Case Background

In August 2018 Demos and co-counsel filed a class action lawsuit on behalf of all Puerto Rican voters residing in 32 counties with large Puerto Rican populations and English-only elections. It is one of the largest suits ever brought under Section 4(e) of the Voting Rights Act of 1965, the provision prohibiting language-based discrimination against Puerto Rican voters. We brought this litigation after counties continued to administer English-only elections despite receiving letters from Demos and 19 other social justice groups in April 2018 urging their provision of bilingual voting materials to Puerto Rican residents.

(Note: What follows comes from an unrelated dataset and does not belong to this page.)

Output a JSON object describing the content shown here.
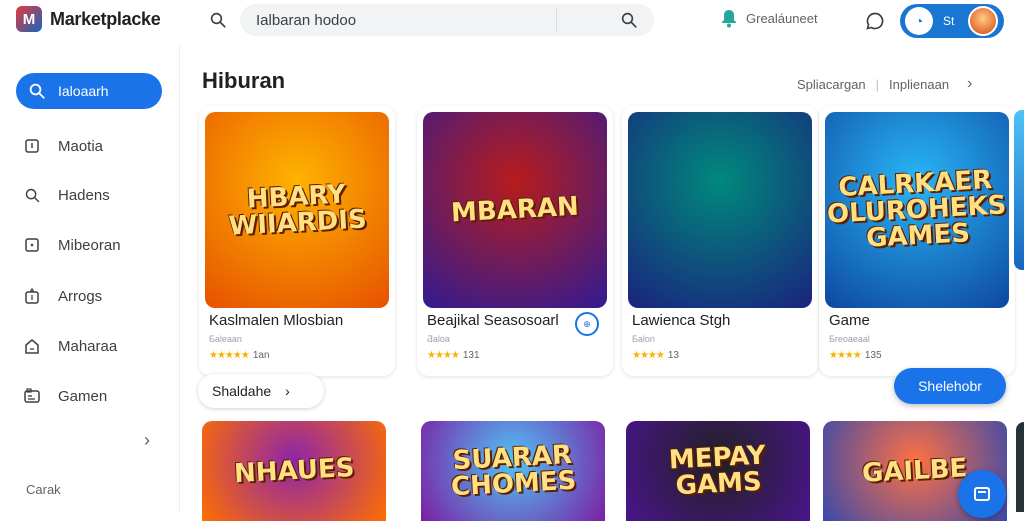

Marta Rivera, our named plaintiff in the lawsuit, came to Florida after losing nearly everything in Hurricane Maria. Before that, she lived all of her life in Puerto Rico, went to school there, married there, had children there, and always, always voted there. She left Puerto Rico just two weeks shy of her 70th birthday. Rivera, like the estimated 160,000 Puerto Ricans who fled to Florida following Hurricane Maria and over half a million Puerto Ricans who moved to Florida during the previous decade because of the island’s economic crisis, would be unlawfully forced to navigate a voting process that is entirely in English without this legal challenge.

In September 2018, the federal district court sided with us and granted a preliminary injunction. The court ordered the Secretary of State to issue a directive to the 32 counties in Florida, requiring them to provide Spanish-language sample ballots at polling places, on county websites, and by mail to guide voters in marking their ballots, and to publicize the availability of these sample ballots and instructions on how to use them.

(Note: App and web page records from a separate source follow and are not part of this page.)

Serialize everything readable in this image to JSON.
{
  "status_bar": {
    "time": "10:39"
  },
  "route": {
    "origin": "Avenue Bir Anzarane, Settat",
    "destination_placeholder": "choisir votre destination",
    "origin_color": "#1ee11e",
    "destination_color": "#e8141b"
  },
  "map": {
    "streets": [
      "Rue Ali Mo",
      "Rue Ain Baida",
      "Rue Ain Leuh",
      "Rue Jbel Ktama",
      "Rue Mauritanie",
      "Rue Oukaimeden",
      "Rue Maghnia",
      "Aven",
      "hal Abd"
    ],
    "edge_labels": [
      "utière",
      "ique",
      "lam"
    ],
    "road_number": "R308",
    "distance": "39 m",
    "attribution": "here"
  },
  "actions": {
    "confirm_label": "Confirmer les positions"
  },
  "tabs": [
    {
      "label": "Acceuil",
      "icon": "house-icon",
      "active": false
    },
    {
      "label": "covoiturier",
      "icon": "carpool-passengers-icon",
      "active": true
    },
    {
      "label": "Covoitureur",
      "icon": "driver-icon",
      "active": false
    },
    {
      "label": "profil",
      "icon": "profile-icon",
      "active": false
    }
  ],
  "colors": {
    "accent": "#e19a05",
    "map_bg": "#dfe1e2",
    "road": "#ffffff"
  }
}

Litigation continues to resolve the case and secure a permanent injunction requiring bilingual ballots as well as translations of all other election-related forms and information and bilingual staff and poll-workers. We continue to pursue this case, in the hopes of helping not only the roughly 30,000 people we represent as a proposed class of Puerto Rican voters, but also the potentially hundreds of thousands of others with limited English proficiency in the state who will be able to cast a meaningful ballot with Spanish-language materials.

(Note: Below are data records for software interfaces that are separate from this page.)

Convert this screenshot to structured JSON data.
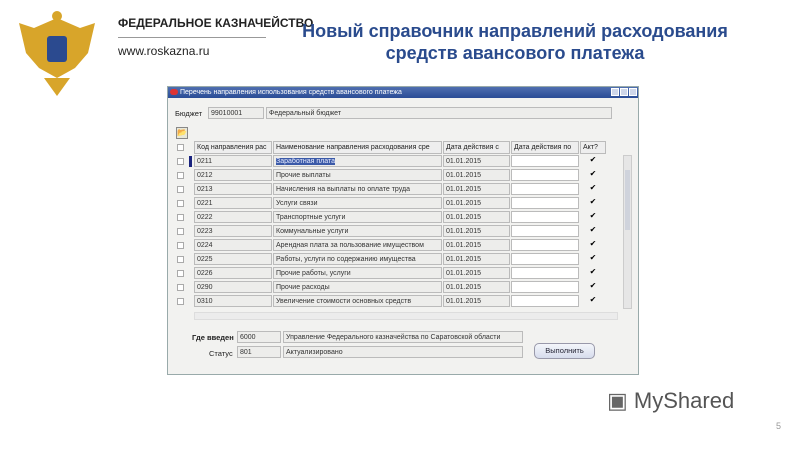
{
  "header": {
    "org": "ФЕДЕРАЛЬНОЕ КАЗНАЧЕЙСТВО",
    "url": "www.roskazna.ru",
    "title": "Новый справочник направлений расходования средств авансового платежа"
  },
  "window": {
    "title": "Перечень направления использования средств авансового платежа",
    "budget_label": "Бюджет",
    "budget_code": "99010001",
    "budget_name": "Федеральный бюджет",
    "columns": [
      "Код направления рас",
      "Наименование направления расходования сре",
      "Дата действия с",
      "Дата действия по",
      "Акт?"
    ],
    "rows": [
      {
        "code": "0211",
        "name": "Заработная плата",
        "from": "01.01.2015",
        "to": "",
        "active": "✔"
      },
      {
        "code": "0212",
        "name": "Прочие выплаты",
        "from": "01.01.2015",
        "to": "",
        "active": "✔"
      },
      {
        "code": "0213",
        "name": "Начисления на выплаты по оплате труда",
        "from": "01.01.2015",
        "to": "",
        "active": "✔"
      },
      {
        "code": "0221",
        "name": "Услуги связи",
        "from": "01.01.2015",
        "to": "",
        "active": "✔"
      },
      {
        "code": "0222",
        "name": "Транспортные услуги",
        "from": "01.01.2015",
        "to": "",
        "active": "✔"
      },
      {
        "code": "0223",
        "name": "Коммунальные услуги",
        "from": "01.01.2015",
        "to": "",
        "active": "✔"
      },
      {
        "code": "0224",
        "name": "Арендная плата за пользование имуществом",
        "from": "01.01.2015",
        "to": "",
        "active": "✔"
      },
      {
        "code": "0225",
        "name": "Работы, услуги по содержанию имущества",
        "from": "01.01.2015",
        "to": "",
        "active": "✔"
      },
      {
        "code": "0226",
        "name": "Прочие работы, услуги",
        "from": "01.01.2015",
        "to": "",
        "active": "✔"
      },
      {
        "code": "0290",
        "name": "Прочие расходы",
        "from": "01.01.2015",
        "to": "",
        "active": "✔"
      },
      {
        "code": "0310",
        "name": "Увеличение стоимости основных средств",
        "from": "01.01.2015",
        "to": "",
        "active": "✔"
      }
    ],
    "where_label": "Где введен",
    "where_code": "6000",
    "where_name": "Управление Федерального казначейства по Саратовской области",
    "status_label": "Статус",
    "status_code": "801",
    "status_name": "Актуализировано",
    "execute_label": "Выполнить"
  },
  "footer": {
    "logo": "MyShared",
    "page": "5"
  }
}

Maria Valentina Rivera Madera, Faith in Florida, Hispanic Federation, Mi Familia Vota Education Fund, Unidos US, and Vamos 4 PR.


LatinoJustice-PRLDEF, SEIU, and Altshuler Berzon, LLP